Look through the entries below and report every line that has "planes".

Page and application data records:
---
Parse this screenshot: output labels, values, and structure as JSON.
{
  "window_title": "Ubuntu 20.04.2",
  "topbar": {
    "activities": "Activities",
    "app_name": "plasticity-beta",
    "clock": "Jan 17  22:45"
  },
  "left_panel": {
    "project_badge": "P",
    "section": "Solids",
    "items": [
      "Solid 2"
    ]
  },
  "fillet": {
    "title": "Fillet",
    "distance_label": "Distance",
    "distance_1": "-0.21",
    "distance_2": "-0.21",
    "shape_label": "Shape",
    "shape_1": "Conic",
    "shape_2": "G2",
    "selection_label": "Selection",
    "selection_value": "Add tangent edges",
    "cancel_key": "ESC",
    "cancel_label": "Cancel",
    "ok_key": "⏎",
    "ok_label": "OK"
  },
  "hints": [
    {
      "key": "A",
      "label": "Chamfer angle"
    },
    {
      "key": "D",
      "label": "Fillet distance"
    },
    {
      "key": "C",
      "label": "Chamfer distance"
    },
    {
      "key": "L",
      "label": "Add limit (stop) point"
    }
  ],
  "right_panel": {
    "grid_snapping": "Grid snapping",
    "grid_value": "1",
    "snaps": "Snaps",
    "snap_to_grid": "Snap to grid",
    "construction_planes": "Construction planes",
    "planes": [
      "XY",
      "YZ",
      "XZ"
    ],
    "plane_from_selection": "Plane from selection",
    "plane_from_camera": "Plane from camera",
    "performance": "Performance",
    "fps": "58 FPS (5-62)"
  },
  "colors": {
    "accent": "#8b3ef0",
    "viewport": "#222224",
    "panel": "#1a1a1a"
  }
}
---
- _Answer for the task_:
    "construction_planes": "Construction planes",
    "planes": [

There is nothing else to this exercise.